◆ WORK REQUIRED
Hand back the entries below exactly.

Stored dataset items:
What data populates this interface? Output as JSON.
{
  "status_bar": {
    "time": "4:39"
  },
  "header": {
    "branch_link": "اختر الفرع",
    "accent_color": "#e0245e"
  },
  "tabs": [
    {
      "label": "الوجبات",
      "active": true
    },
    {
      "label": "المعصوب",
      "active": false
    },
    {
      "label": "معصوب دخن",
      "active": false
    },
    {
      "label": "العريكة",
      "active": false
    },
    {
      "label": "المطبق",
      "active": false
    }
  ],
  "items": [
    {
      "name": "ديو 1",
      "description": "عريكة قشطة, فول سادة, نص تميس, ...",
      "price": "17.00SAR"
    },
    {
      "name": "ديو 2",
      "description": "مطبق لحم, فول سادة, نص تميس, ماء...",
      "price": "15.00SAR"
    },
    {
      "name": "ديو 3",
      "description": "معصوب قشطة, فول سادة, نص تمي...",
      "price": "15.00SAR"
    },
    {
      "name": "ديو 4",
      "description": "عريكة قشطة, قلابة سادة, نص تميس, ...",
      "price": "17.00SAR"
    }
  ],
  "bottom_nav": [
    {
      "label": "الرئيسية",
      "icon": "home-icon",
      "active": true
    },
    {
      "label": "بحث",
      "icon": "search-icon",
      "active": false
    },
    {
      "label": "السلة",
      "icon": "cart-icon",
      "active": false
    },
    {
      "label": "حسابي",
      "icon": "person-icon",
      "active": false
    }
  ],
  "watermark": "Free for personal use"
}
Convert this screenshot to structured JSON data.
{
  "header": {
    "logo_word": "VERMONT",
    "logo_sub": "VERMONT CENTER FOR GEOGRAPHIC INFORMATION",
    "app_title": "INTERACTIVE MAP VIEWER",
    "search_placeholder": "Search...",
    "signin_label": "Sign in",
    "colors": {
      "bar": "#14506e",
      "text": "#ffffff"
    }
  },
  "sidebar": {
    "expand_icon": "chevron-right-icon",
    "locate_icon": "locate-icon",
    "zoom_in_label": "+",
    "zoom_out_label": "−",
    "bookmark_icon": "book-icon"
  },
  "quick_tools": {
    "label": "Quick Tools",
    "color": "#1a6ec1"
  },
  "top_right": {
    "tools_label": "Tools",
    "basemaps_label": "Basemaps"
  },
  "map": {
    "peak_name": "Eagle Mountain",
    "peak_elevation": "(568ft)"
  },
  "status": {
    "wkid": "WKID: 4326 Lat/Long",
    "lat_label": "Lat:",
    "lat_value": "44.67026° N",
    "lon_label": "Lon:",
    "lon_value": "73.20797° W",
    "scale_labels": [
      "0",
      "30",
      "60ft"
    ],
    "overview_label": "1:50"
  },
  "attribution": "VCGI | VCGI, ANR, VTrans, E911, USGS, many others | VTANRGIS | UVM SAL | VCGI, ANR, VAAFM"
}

◆ WRITTEN RESPONSE
What data populates this interface? Output as JSON.
{
  "status_bar": {
    "time": "4:39"
  },
  "header": {
    "branch_link": "اختر الفرع",
    "accent_color": "#e0245e"
  },
  "tabs": [
    {
      "label": "الوجبات",
      "active": true
    },
    {
      "label": "المعصوب",
      "active": false
    },
    {
      "label": "معصوب دخن",
      "active": false
    },
    {
      "label": "العريكة",
      "active": false
    },
    {
      "label": "المطبق",
      "active": false
    }
  ],
  "items": [
    {
      "name": "ديو 1",
      "description": "عريكة قشطة, فول سادة, نص تميس, ...",
      "price": "17.00SAR"
    },
    {
      "name": "ديو 2",
      "description": "مطبق لحم, فول سادة, نص تميس, ماء...",
      "price": "15.00SAR"
    },
    {
      "name": "ديو 3",
      "description": "معصوب قشطة, فول سادة, نص تمي...",
      "price": "15.00SAR"
    },
    {
      "name": "ديو 4",
      "description": "عريكة قشطة, قلابة سادة, نص تميس, ...",
      "price": "17.00SAR"
    }
  ],
  "bottom_nav": [
    {
      "label": "الرئيسية",
      "icon": "home-icon",
      "active": true
    },
    {
      "label": "بحث",
      "icon": "search-icon",
      "active": false
    },
    {
      "label": "السلة",
      "icon": "cart-icon",
      "active": false
    },
    {
      "label": "حسابي",
      "icon": "person-icon",
      "active": false
    }
  ],
  "watermark": "Free for personal use"
}
Convert this screenshot to structured JSON data.
{
  "header": {
    "logo_word": "VERMONT",
    "logo_sub": "VERMONT CENTER FOR GEOGRAPHIC INFORMATION",
    "app_title": "INTERACTIVE MAP VIEWER",
    "search_placeholder": "Search...",
    "signin_label": "Sign in",
    "colors": {
      "bar": "#14506e",
      "text": "#ffffff"
    }
  },
  "sidebar": {
    "expand_icon": "chevron-right-icon",
    "locate_icon": "locate-icon",
    "zoom_in_label": "+",
    "zoom_out_label": "−",
    "bookmark_icon": "book-icon"
  },
  "quick_tools": {
    "label": "Quick Tools",
    "color": "#1a6ec1"
  },
  "top_right": {
    "tools_label": "Tools",
    "basemaps_label": "Basemaps"
  },
  "map": {
    "peak_name": "Eagle Mountain",
    "peak_elevation": "(568ft)"
  },
  "status": {
    "wkid": "WKID: 4326 Lat/Long",
    "lat_label": "Lat:",
    "lat_value": "44.67026° N",
    "lon_label": "Lon:",
    "lon_value": "73.20797° W",
    "scale_labels": [
      "0",
      "30",
      "60ft"
    ],
    "overview_label": "1:50"
  },
  "attribution": "VCGI | VCGI, ANR, VTrans, E911, USGS, many others | VTANRGIS | UVM SAL | VCGI, ANR, VAAFM"
}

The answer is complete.